*Assigned task:*
Reproduce the records below exactly; no pictures.

*Task input:*
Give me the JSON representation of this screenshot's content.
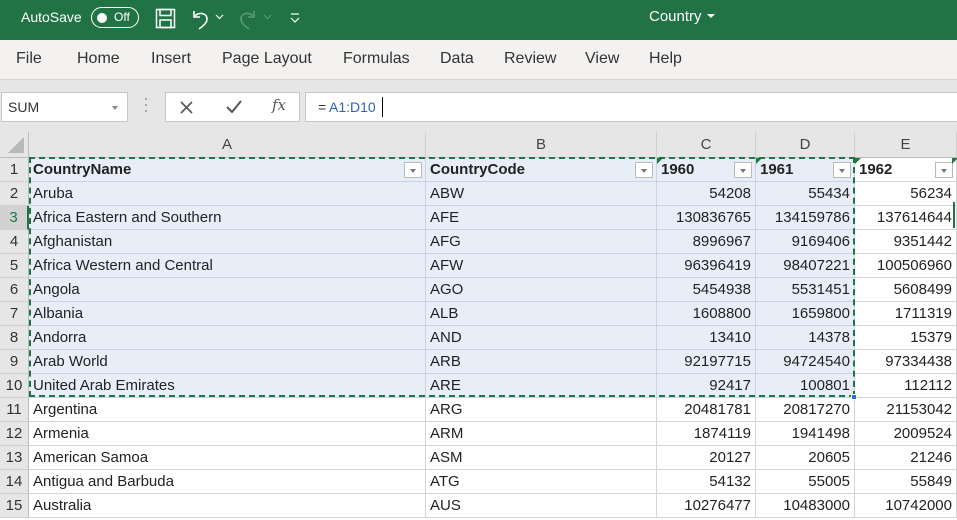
{
  "titlebar": {
    "autosave_label": "AutoSave",
    "autosave_state": "Off",
    "document_title": "Country",
    "icons": [
      "save-icon",
      "undo-icon",
      "redo-icon",
      "customize-toolbar-icon"
    ]
  },
  "menu": {
    "items": [
      "File",
      "Home",
      "Insert",
      "Page Layout",
      "Formulas",
      "Data",
      "Review",
      "View",
      "Help"
    ]
  },
  "formula_bar": {
    "name_box": "SUM",
    "cancel_icon": "close-icon",
    "enter_icon": "check-icon",
    "function_icon": "fx",
    "formula_prefix": "=",
    "formula_ref": "A1:D10"
  },
  "sheet": {
    "columns": [
      "A",
      "B",
      "C",
      "D",
      "E"
    ],
    "header_row": [
      "CountryName",
      "CountryCode",
      "1960",
      "1961",
      "1962"
    ],
    "rows": [
      {
        "num": "2",
        "name": "Aruba",
        "code": "ABW",
        "y1960": "54208",
        "y1961": "55434",
        "y1962": "56234"
      },
      {
        "num": "3",
        "name": "Africa Eastern and Southern",
        "code": "AFE",
        "y1960": "130836765",
        "y1961": "134159786",
        "y1962": "137614644"
      },
      {
        "num": "4",
        "name": "Afghanistan",
        "code": "AFG",
        "y1960": "8996967",
        "y1961": "9169406",
        "y1962": "9351442"
      },
      {
        "num": "5",
        "name": "Africa Western and Central",
        "code": "AFW",
        "y1960": "96396419",
        "y1961": "98407221",
        "y1962": "100506960"
      },
      {
        "num": "6",
        "name": "Angola",
        "code": "AGO",
        "y1960": "5454938",
        "y1961": "5531451",
        "y1962": "5608499"
      },
      {
        "num": "7",
        "name": "Albania",
        "code": "ALB",
        "y1960": "1608800",
        "y1961": "1659800",
        "y1962": "1711319"
      },
      {
        "num": "8",
        "name": "Andorra",
        "code": "AND",
        "y1960": "13410",
        "y1961": "14378",
        "y1962": "15379"
      },
      {
        "num": "9",
        "name": "Arab World",
        "code": "ARB",
        "y1960": "92197715",
        "y1961": "94724540",
        "y1962": "97334438"
      },
      {
        "num": "10",
        "name": "United Arab Emirates",
        "code": "ARE",
        "y1960": "92417",
        "y1961": "100801",
        "y1962": "112112"
      },
      {
        "num": "11",
        "name": "Argentina",
        "code": "ARG",
        "y1960": "20481781",
        "y1961": "20817270",
        "y1962": "21153042"
      },
      {
        "num": "12",
        "name": "Armenia",
        "code": "ARM",
        "y1960": "1874119",
        "y1961": "1941498",
        "y1962": "2009524"
      },
      {
        "num": "13",
        "name": "American Samoa",
        "code": "ASM",
        "y1960": "20127",
        "y1961": "20605",
        "y1962": "21246"
      },
      {
        "num": "14",
        "name": "Antigua and Barbuda",
        "code": "ATG",
        "y1960": "54132",
        "y1961": "55005",
        "y1962": "55849"
      },
      {
        "num": "15",
        "name": "Australia",
        "code": "AUS",
        "y1960": "10276477",
        "y1961": "10483000",
        "y1962": "10742000"
      }
    ],
    "selected_range": "A1:D10",
    "active_row": "3"
  },
  "colors": {
    "brand_green": "#217346",
    "selection_fill": "#e8eef8",
    "formula_ref_blue": "#3061b5"
  }
}
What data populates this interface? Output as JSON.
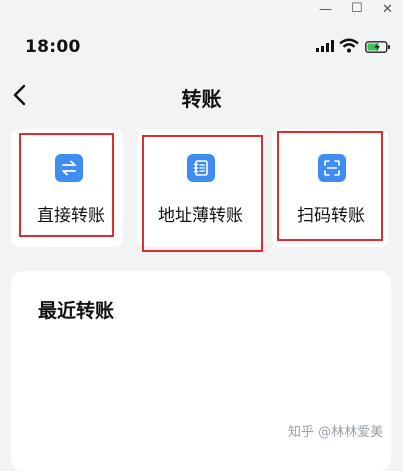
{
  "status_bar": {
    "time": "18:00"
  },
  "nav": {
    "title": "转账"
  },
  "actions": [
    {
      "label": "直接转账",
      "icon": "transfer-arrows-icon"
    },
    {
      "label": "地址薄转账",
      "icon": "address-book-icon"
    },
    {
      "label": "扫码转账",
      "icon": "scan-code-icon"
    }
  ],
  "recent": {
    "title": "最近转账"
  },
  "watermark": "知乎 @林林爱美",
  "colors": {
    "accent": "#3f8cf3",
    "highlight": "#e02c2c",
    "background": "#f2f3f5"
  }
}
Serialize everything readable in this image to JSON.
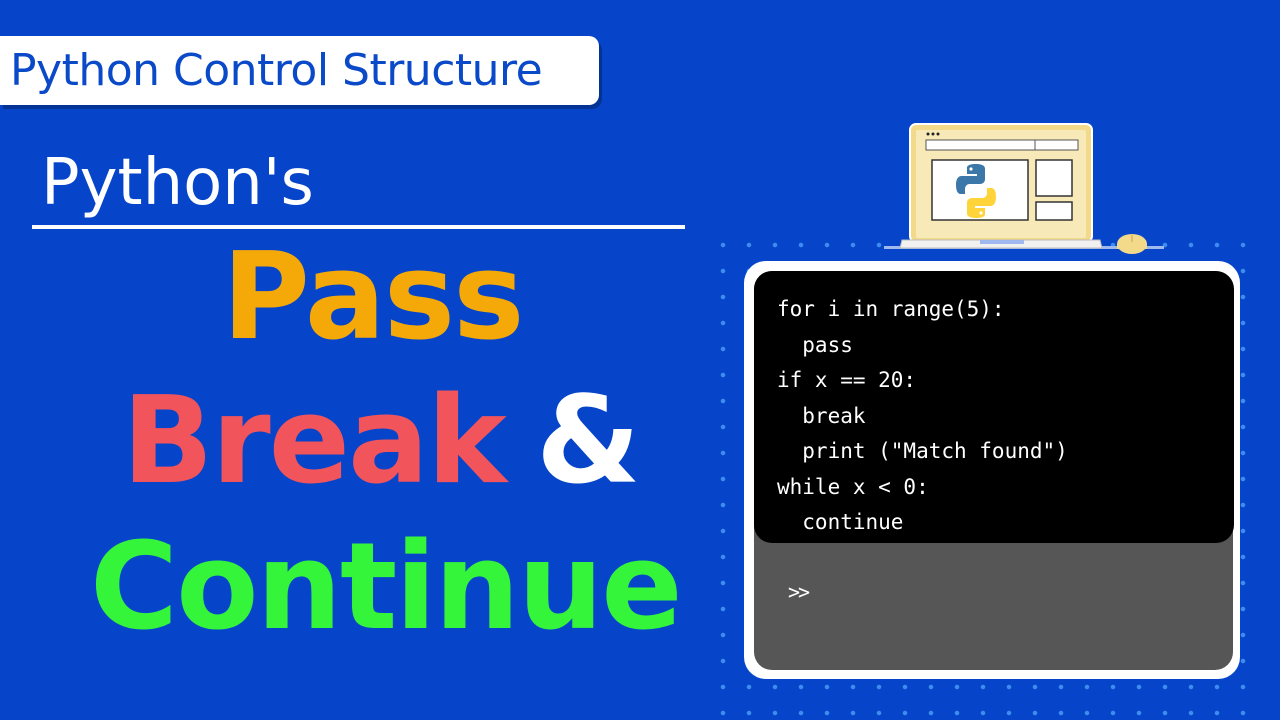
{
  "tag": {
    "label": "Python Control Structure"
  },
  "subtitle": "Python's",
  "headline": {
    "pass": "Pass",
    "break": "Break",
    "amp": "&",
    "continue": "Continue"
  },
  "code_lines": [
    "for i in range(5):",
    "  pass",
    "if x == 20:",
    "  break",
    "  print (\"Match found\")",
    "while x < 0:",
    "  continue"
  ],
  "prompt": ">>",
  "icons": {
    "illustration": "laptop-icon",
    "logo": "python-logo-icon"
  },
  "colors": {
    "background": "#0645c9",
    "pass": "#f5a908",
    "break": "#f2545b",
    "continue": "#35f53b",
    "tag_text": "#0a49c8"
  }
}
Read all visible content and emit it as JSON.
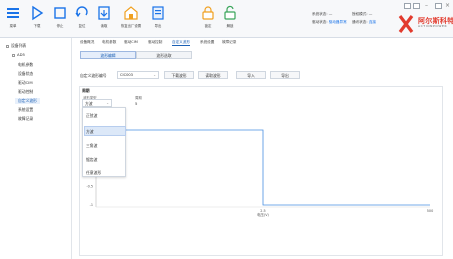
{
  "toolbar": {
    "buttons": [
      {
        "label": "菜单",
        "icon": "menu-icon"
      },
      {
        "label": "下载",
        "icon": "play-icon"
      },
      {
        "label": "停止",
        "icon": "stop-icon"
      },
      {
        "label": "复位",
        "icon": "reset-icon"
      },
      {
        "label": "读取",
        "icon": "read-icon"
      },
      {
        "label": "恢复出厂设置",
        "icon": "factory-icon"
      },
      {
        "label": "导出",
        "icon": "export-icon"
      },
      {
        "label": "锁定",
        "icon": "lock-icon"
      },
      {
        "label": "解锁",
        "icon": "unlock-icon"
      }
    ],
    "status": {
      "line1_label": "系统状态:",
      "line1_value": "—",
      "line1b_label": "授权模式:",
      "line1b_value": "—",
      "line2_label": "驱动状态:",
      "line2_value": "驱动器异常",
      "line2b_label": "通讯状态:",
      "line2b_value": "连接"
    },
    "logo_text": "阿尔斯科特",
    "logo_sub": "ACTIONPOWER",
    "accent_color": "#e23b2e"
  },
  "sidebar": {
    "items": [
      {
        "label": "设备列表"
      },
      {
        "label": "AD5"
      },
      {
        "label": "电机参数"
      },
      {
        "label": "设备状态"
      },
      {
        "label": "驱动CIM"
      },
      {
        "label": "驱动控制"
      },
      {
        "label": "自定义波形"
      },
      {
        "label": "系统设置"
      },
      {
        "label": "故障记录"
      }
    ]
  },
  "tabs": [
    {
      "label": "设备概况"
    },
    {
      "label": "电机参数"
    },
    {
      "label": "驱动CIM"
    },
    {
      "label": "驱动控制"
    },
    {
      "label": "自定义波形"
    },
    {
      "label": "系统设置"
    },
    {
      "label": "故障记录"
    }
  ],
  "subtabs": [
    {
      "label": "波形编辑"
    },
    {
      "label": "波形选取"
    }
  ],
  "controls": {
    "label": "自定义波形编号",
    "select_value": "CIC003",
    "buttons": [
      "下载波形",
      "读取波形",
      "导入",
      "导出"
    ]
  },
  "panel": {
    "title": "周期",
    "field1_label": "波形类型",
    "field2_label": "周期",
    "combo_value": "方波",
    "field2_value": "5",
    "dropdown_items": [
      "正弦波",
      "方波",
      "三角波",
      "锯齿波",
      "任意波形"
    ]
  },
  "chart_data": {
    "type": "line",
    "y_ticks": [
      "0.5",
      "-0.5",
      "-1"
    ],
    "x_ticks": [
      "2.5",
      "500"
    ],
    "xlabel": "电压(V)",
    "ylabel": "电流",
    "series": [
      {
        "x": [
          0,
          250,
          250,
          500
        ],
        "y": [
          1,
          1,
          -1,
          -1
        ],
        "color": "#4a90e2"
      }
    ]
  }
}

*Result for this task:*
Give me the JSON representation of this screenshot's content.
{
  "titlebar": {
    "autosave_label": "AutoSave",
    "autosave_state": "Off",
    "document_title": "Country",
    "icons": [
      "save-icon",
      "undo-icon",
      "redo-icon",
      "customize-toolbar-icon"
    ]
  },
  "menu": {
    "items": [
      "File",
      "Home",
      "Insert",
      "Page Layout",
      "Formulas",
      "Data",
      "Review",
      "View",
      "Help"
    ]
  },
  "formula_bar": {
    "name_box": "SUM",
    "cancel_icon": "close-icon",
    "enter_icon": "check-icon",
    "function_icon": "fx",
    "formula_prefix": "=",
    "formula_ref": "A1:D10"
  },
  "sheet": {
    "columns": [
      "A",
      "B",
      "C",
      "D",
      "E"
    ],
    "header_row": [
      "CountryName",
      "CountryCode",
      "1960",
      "1961",
      "1962"
    ],
    "rows": [
      {
        "num": "2",
        "name": "Aruba",
        "code": "ABW",
        "y1960": "54208",
        "y1961": "55434",
        "y1962": "56234"
      },
      {
        "num": "3",
        "name": "Africa Eastern and Southern",
        "code": "AFE",
        "y1960": "130836765",
        "y1961": "134159786",
        "y1962": "137614644"
      },
      {
        "num": "4",
        "name": "Afghanistan",
        "code": "AFG",
        "y1960": "8996967",
        "y1961": "9169406",
        "y1962": "9351442"
      },
      {
        "num": "5",
        "name": "Africa Western and Central",
        "code": "AFW",
        "y1960": "96396419",
        "y1961": "98407221",
        "y1962": "100506960"
      },
      {
        "num": "6",
        "name": "Angola",
        "code": "AGO",
        "y1960": "5454938",
        "y1961": "5531451",
        "y1962": "5608499"
      },
      {
        "num": "7",
        "name": "Albania",
        "code": "ALB",
        "y1960": "1608800",
        "y1961": "1659800",
        "y1962": "1711319"
      },
      {
        "num": "8",
        "name": "Andorra",
        "code": "AND",
        "y1960": "13410",
        "y1961": "14378",
        "y1962": "15379"
      },
      {
        "num": "9",
        "name": "Arab World",
        "code": "ARB",
        "y1960": "92197715",
        "y1961": "94724540",
        "y1962": "97334438"
      },
      {
        "num": "10",
        "name": "United Arab Emirates",
        "code": "ARE",
        "y1960": "92417",
        "y1961": "100801",
        "y1962": "112112"
      },
      {
        "num": "11",
        "name": "Argentina",
        "code": "ARG",
        "y1960": "20481781",
        "y1961": "20817270",
        "y1962": "21153042"
      },
      {
        "num": "12",
        "name": "Armenia",
        "code": "ARM",
        "y1960": "1874119",
        "y1961": "1941498",
        "y1962": "2009524"
      },
      {
        "num": "13",
        "name": "American Samoa",
        "code": "ASM",
        "y1960": "20127",
        "y1961": "20605",
        "y1962": "21246"
      },
      {
        "num": "14",
        "name": "Antigua and Barbuda",
        "code": "ATG",
        "y1960": "54132",
        "y1961": "55005",
        "y1962": "55849"
      },
      {
        "num": "15",
        "name": "Australia",
        "code": "AUS",
        "y1960": "10276477",
        "y1961": "10483000",
        "y1962": "10742000"
      }
    ],
    "selected_range": "A1:D10",
    "active_row": "3"
  },
  "colors": {
    "brand_green": "#217346",
    "selection_fill": "#e8eef8",
    "formula_ref_blue": "#3061b5"
  }
}
What data populates this interface? Output as JSON.
{
  "status_bar": {
    "time": "18:00"
  },
  "nav": {
    "title": "转账"
  },
  "actions": [
    {
      "label": "直接转账",
      "icon": "transfer-arrows-icon"
    },
    {
      "label": "地址薄转账",
      "icon": "address-book-icon"
    },
    {
      "label": "扫码转账",
      "icon": "scan-code-icon"
    }
  ],
  "recent": {
    "title": "最近转账"
  },
  "watermark": "知乎 @林林爱美",
  "colors": {
    "accent": "#3f8cf3",
    "highlight": "#e02c2c",
    "background": "#f2f3f5"
  }
}
Serialize everything readable in this image to JSON.
{
  "tag": {
    "label": "Python Control Structure"
  },
  "subtitle": "Python's",
  "headline": {
    "pass": "Pass",
    "break": "Break",
    "amp": "&",
    "continue": "Continue"
  },
  "code_lines": [
    "for i in range(5):",
    "  pass",
    "if x == 20:",
    "  break",
    "  print (\"Match found\")",
    "while x < 0:",
    "  continue"
  ],
  "prompt": ">>",
  "icons": {
    "illustration": "laptop-icon",
    "logo": "python-logo-icon"
  },
  "colors": {
    "background": "#0645c9",
    "pass": "#f5a908",
    "break": "#f2545b",
    "continue": "#35f53b",
    "tag_text": "#0a49c8"
  }
}
Read all visible content and emit it as JSON.
{
  "toolbar": {
    "buttons": [
      {
        "label": "菜单",
        "icon": "menu-icon"
      },
      {
        "label": "下载",
        "icon": "play-icon"
      },
      {
        "label": "停止",
        "icon": "stop-icon"
      },
      {
        "label": "复位",
        "icon": "reset-icon"
      },
      {
        "label": "读取",
        "icon": "read-icon"
      },
      {
        "label": "恢复出厂设置",
        "icon": "factory-icon"
      },
      {
        "label": "导出",
        "icon": "export-icon"
      },
      {
        "label": "锁定",
        "icon": "lock-icon"
      },
      {
        "label": "解锁",
        "icon": "unlock-icon"
      }
    ],
    "status": {
      "line1_label": "系统状态:",
      "line1_value": "—",
      "line1b_label": "授权模式:",
      "line1b_value": "—",
      "line2_label": "驱动状态:",
      "line2_value": "驱动器异常",
      "line2b_label": "通讯状态:",
      "line2b_value": "连接"
    },
    "logo_text": "阿尔斯科特",
    "logo_sub": "ACTIONPOWER",
    "accent_color": "#e23b2e"
  },
  "sidebar": {
    "items": [
      {
        "label": "设备列表"
      },
      {
        "label": "AD5"
      },
      {
        "label": "电机参数"
      },
      {
        "label": "设备状态"
      },
      {
        "label": "驱动CIM"
      },
      {
        "label": "驱动控制"
      },
      {
        "label": "自定义波形"
      },
      {
        "label": "系统设置"
      },
      {
        "label": "故障记录"
      }
    ]
  },
  "tabs": [
    {
      "label": "设备概况"
    },
    {
      "label": "电机参数"
    },
    {
      "label": "驱动CIM"
    },
    {
      "label": "驱动控制"
    },
    {
      "label": "自定义波形"
    },
    {
      "label": "系统设置"
    },
    {
      "label": "故障记录"
    }
  ],
  "subtabs": [
    {
      "label": "波形编辑"
    },
    {
      "label": "波形选取"
    }
  ],
  "controls": {
    "label": "自定义波形编号",
    "select_value": "CIC003",
    "buttons": [
      "下载波形",
      "读取波形",
      "导入",
      "导出"
    ]
  },
  "panel": {
    "title": "周期",
    "field1_label": "波形类型",
    "field2_label": "周期",
    "combo_value": "方波",
    "field2_value": "5",
    "dropdown_items": [
      "正弦波",
      "方波",
      "三角波",
      "锯齿波",
      "任意波形"
    ]
  },
  "chart_data": {
    "type": "line",
    "y_ticks": [
      "0.5",
      "-0.5",
      "-1"
    ],
    "x_ticks": [
      "2.5",
      "500"
    ],
    "xlabel": "电压(V)",
    "ylabel": "电流",
    "series": [
      {
        "x": [
          0,
          250,
          250,
          500
        ],
        "y": [
          1,
          1,
          -1,
          -1
        ],
        "color": "#4a90e2"
      }
    ]
  }
}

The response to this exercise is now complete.